At 15:00 minutes, I say, "If you listen to how the conversation is framed, you would think there are only two possible ways to think about it - either 'no guns for no people' or 'all guns for all people.' That’s the way our 'national conversation' has been discussed. But it is just not true! It isn’t reality!"
I also published a blog post with the full text of that sermon - Click this.
In that sermon last October I posed the following question: "Who is framing the conversation that way? Maybe that’s where we need to spend some time and energy. Who benefits from keeping us at each other’s throats over issues that aren’t really issues in the first place? That is where the power resides, after all. And they stay hidden, under the surface, in the shadows."
Now, I am not claiming any kind of prophetic insight, but there is a resonance that cannot be ignored.
And of course, the more important point to make here is this - We have to get smarter.
When it comes to discussion and debate about public policy, there will naturally be disagreement on what is the best way forward. But we cannot allow the hidden powerful elite to define the conversation for us. That has to stop.
We have to get smarter about how we speak with one another about contentious issues.
We have to get smarter about who is truly holding the power in our nation, and what is actually at stake here.
We have to get smarter about fixing the gun crisis in America.
We have to get smarter about what the vast majority of us believe are the core values of our nation.
I started this blog (oh so many) years ago with the premise that "The Conversation Matters," an idea I flat-out stole from the title of a book by Hal Knight and Don Saliers. I still believe that. The conversation matters. HOW we talk to each other is just as important as what we say.
And we are failing miserably at HOW we are talking to each other.

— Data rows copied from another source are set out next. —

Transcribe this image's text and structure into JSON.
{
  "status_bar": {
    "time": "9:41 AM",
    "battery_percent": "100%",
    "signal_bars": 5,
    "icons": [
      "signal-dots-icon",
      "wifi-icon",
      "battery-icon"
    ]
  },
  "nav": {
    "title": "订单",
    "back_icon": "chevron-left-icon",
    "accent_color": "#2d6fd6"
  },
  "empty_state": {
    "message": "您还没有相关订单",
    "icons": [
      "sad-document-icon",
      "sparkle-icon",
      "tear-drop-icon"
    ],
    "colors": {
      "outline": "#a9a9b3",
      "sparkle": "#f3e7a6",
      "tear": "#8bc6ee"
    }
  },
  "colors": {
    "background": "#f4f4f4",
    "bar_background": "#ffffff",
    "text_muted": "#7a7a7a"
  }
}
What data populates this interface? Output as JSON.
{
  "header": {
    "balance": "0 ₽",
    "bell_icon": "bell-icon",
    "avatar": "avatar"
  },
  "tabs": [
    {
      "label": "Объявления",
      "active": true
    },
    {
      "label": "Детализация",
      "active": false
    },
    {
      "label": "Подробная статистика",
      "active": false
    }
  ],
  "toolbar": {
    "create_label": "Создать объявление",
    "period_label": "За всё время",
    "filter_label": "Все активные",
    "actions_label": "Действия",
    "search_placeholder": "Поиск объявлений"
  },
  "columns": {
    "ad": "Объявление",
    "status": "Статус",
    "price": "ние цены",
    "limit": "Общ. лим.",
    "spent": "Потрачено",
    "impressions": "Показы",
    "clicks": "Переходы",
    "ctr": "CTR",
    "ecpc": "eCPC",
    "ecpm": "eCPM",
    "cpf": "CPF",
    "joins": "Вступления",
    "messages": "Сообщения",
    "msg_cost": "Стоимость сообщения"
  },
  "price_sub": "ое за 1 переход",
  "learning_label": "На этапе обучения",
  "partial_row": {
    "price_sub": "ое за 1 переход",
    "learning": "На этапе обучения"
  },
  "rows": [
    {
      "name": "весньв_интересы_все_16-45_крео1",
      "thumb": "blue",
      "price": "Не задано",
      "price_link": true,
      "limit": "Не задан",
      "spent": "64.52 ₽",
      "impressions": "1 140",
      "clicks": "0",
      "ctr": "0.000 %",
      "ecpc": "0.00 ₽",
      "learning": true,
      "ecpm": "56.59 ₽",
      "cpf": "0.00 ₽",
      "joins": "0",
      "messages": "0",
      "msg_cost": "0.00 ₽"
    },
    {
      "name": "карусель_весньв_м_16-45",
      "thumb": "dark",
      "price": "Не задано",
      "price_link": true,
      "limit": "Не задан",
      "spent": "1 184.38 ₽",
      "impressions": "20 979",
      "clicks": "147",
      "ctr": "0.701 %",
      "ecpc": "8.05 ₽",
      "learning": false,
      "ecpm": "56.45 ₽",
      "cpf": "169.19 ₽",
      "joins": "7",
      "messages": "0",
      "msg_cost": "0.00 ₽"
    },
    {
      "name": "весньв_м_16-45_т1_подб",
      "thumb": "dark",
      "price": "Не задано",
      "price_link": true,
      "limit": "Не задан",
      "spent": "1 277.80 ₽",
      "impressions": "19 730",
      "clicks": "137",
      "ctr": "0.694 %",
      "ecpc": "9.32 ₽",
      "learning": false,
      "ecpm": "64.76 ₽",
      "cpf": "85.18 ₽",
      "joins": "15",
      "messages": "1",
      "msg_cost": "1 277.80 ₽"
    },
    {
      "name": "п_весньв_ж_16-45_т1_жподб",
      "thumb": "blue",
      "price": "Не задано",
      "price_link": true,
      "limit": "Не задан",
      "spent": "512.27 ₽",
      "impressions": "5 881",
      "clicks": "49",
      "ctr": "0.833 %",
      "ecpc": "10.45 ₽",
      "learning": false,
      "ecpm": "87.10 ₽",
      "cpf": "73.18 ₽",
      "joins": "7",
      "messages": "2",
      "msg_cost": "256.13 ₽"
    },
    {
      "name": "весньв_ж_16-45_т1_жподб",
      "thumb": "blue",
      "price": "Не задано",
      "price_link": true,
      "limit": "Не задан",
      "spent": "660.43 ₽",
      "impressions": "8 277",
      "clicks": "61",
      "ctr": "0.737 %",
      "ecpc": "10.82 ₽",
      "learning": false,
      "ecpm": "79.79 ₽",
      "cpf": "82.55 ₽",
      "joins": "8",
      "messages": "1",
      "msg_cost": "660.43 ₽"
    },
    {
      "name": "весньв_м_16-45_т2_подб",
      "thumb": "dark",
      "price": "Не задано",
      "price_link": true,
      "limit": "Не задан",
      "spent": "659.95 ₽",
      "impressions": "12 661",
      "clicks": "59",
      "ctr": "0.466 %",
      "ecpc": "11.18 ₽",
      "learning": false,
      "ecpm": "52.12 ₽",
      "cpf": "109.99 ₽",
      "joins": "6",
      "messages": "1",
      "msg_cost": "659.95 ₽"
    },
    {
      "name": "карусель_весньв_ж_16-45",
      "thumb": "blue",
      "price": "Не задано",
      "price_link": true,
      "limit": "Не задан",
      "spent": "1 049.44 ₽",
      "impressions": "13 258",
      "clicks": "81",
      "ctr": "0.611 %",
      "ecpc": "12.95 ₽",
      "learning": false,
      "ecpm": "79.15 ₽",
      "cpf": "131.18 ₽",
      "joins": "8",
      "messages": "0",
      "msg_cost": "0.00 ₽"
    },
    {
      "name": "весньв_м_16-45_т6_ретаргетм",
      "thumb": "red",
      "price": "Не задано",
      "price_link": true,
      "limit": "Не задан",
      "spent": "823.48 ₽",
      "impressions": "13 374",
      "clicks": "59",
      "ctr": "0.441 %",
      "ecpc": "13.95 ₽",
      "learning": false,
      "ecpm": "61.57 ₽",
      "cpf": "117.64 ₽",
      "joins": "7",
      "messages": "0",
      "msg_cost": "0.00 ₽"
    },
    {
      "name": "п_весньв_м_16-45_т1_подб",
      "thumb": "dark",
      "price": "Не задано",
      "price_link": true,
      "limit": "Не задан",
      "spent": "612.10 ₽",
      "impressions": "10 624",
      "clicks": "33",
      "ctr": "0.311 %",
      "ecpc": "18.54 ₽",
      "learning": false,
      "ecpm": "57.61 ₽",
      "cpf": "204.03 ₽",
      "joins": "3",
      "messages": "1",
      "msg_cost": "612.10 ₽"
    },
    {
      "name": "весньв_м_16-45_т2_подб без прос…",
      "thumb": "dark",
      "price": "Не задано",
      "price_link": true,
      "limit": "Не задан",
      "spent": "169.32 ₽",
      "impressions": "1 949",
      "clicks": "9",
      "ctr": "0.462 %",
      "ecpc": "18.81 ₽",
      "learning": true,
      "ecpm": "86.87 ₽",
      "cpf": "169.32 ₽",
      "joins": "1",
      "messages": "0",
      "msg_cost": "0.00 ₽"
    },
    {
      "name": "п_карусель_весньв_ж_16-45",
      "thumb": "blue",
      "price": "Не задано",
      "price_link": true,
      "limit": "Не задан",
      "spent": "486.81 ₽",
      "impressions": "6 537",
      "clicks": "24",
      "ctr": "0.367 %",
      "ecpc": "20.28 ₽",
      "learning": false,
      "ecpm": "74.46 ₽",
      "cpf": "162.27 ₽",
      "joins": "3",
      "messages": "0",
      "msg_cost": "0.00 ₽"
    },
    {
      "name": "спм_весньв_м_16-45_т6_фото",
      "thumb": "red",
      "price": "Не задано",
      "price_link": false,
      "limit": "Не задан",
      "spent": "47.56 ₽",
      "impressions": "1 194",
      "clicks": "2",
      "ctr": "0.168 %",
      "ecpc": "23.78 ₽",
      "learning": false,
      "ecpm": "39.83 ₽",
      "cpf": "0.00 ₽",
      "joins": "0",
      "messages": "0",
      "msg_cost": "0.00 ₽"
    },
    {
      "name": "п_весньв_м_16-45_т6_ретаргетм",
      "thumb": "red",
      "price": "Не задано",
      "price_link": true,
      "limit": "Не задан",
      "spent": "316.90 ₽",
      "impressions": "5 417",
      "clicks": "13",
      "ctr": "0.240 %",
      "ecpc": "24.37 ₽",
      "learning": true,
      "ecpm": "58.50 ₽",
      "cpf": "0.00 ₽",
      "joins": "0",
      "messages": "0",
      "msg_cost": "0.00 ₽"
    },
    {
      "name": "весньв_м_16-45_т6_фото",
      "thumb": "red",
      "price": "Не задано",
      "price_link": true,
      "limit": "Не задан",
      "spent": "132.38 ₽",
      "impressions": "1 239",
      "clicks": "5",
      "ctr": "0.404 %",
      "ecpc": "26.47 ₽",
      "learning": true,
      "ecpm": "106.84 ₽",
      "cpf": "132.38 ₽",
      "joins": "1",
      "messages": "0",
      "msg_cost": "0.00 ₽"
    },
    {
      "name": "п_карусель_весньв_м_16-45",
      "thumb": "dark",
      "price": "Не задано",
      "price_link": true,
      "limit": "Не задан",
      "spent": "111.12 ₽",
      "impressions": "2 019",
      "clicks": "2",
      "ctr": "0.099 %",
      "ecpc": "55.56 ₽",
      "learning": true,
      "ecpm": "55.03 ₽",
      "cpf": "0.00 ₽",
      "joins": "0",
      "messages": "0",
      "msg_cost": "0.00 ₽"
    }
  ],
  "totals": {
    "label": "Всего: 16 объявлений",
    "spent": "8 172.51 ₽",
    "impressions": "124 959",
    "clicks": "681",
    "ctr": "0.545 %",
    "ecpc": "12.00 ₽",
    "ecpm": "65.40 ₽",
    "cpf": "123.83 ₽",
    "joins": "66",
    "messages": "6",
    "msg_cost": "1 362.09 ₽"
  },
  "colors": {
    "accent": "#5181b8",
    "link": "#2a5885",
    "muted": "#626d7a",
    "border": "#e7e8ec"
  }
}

That is, if we are talking to each other at all. We seemed to have recused ourselves from any responsibility for framing the conversation, and are just allowing that work to be done for us, by strangers we will never meet.
Honesty, integrity, humility, and compassion are in short supply these days - they have been stolen from us. It's time to take them back. We have to get smarter.